Helton Paragraph 2: “I have met with Mr. Swann and discussed changes and improvements that will be made moving forward. Our staff, our players and I will work tirelessly this offseason to produce a disciplined football team that executes at a championship level. I truly believe that with the continued development of the talent we have on this team, the best is yet to be. Our number one goal is to win championships and we will not be satisfied with anything less.”
IMHO: Some good thoughts by the coach, but why must one work on the discipline? Isn’t that the foundation of any successful team? We’ve been around losing program that still had discipline and effort. Helton says the best is yet to come, but didn’t he say in October the best was yet to come in November? Words matter. At this point in time, you can believe that anything Swann tells Helton to do – short of calling the plays – will take place. Swann’s ability to be the real football general manager of the Trojans is now in play.
Helton Paragraph 3: “CLAY HELTON, USC Football Head Coach”

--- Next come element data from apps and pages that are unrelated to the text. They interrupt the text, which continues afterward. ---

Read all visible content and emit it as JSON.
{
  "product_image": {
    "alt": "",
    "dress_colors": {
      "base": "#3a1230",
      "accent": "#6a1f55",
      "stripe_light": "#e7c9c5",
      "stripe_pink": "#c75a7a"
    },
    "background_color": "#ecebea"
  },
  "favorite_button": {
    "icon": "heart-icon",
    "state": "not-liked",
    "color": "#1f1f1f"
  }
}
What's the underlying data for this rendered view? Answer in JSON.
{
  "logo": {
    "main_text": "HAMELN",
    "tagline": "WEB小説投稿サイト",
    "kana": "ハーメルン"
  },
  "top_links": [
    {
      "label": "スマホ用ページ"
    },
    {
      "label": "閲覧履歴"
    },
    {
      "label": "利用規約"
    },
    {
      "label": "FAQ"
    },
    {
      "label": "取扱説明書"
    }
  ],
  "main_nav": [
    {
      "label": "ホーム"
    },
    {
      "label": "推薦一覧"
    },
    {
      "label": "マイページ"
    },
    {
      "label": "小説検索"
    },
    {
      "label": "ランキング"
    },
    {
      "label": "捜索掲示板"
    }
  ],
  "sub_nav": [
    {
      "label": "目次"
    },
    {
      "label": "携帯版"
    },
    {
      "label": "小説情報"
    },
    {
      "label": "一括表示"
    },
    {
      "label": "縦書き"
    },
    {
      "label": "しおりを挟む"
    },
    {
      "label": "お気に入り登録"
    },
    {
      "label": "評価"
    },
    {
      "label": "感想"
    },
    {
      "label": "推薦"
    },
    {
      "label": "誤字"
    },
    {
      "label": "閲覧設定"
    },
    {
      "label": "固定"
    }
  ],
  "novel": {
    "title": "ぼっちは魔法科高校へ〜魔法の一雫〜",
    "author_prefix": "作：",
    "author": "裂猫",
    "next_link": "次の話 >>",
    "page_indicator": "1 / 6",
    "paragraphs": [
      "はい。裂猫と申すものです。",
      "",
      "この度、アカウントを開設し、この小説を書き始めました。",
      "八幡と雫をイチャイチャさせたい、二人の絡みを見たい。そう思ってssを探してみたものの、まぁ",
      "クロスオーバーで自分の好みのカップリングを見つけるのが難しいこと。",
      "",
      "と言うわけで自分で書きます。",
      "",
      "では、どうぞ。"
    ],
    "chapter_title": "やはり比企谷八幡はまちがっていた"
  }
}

IMHO: So, there you have it, still the head coach and, boy, you talk about being under pressure from here on out both locally and nationally. Oy Veh! I still like Clay Helton the person, but we are now in treacherous cardinal and gold football waters, and I hope he can back up what he and Swann say. As of right now, both have a lot to prove, or one or both probably won’t be back after 2019.
The post-game show:
The count: How many Trojan fans will cancel their season tickets after the Helton announcement?
Donations: How much donation money will the athletic department lose as angry fans withhold money to show their displeasure in leadership?
Perception: How big – positive or negative – is the national and local perception of the USC football program after the Helton announcement?
The last word: No question, the upcoming 2019 USC recruiting season, spring practice, and the regular season are going to be like no other in recent memory. Swann is taking a huge risk in throwing complete support Helton’s way, and if Swann and Helton fail, how long would it take for the Trojans’ football program to recover? However, if Swann is correct in his evaluation of Helton, he might be seen as a greater administrator than he was as a football player.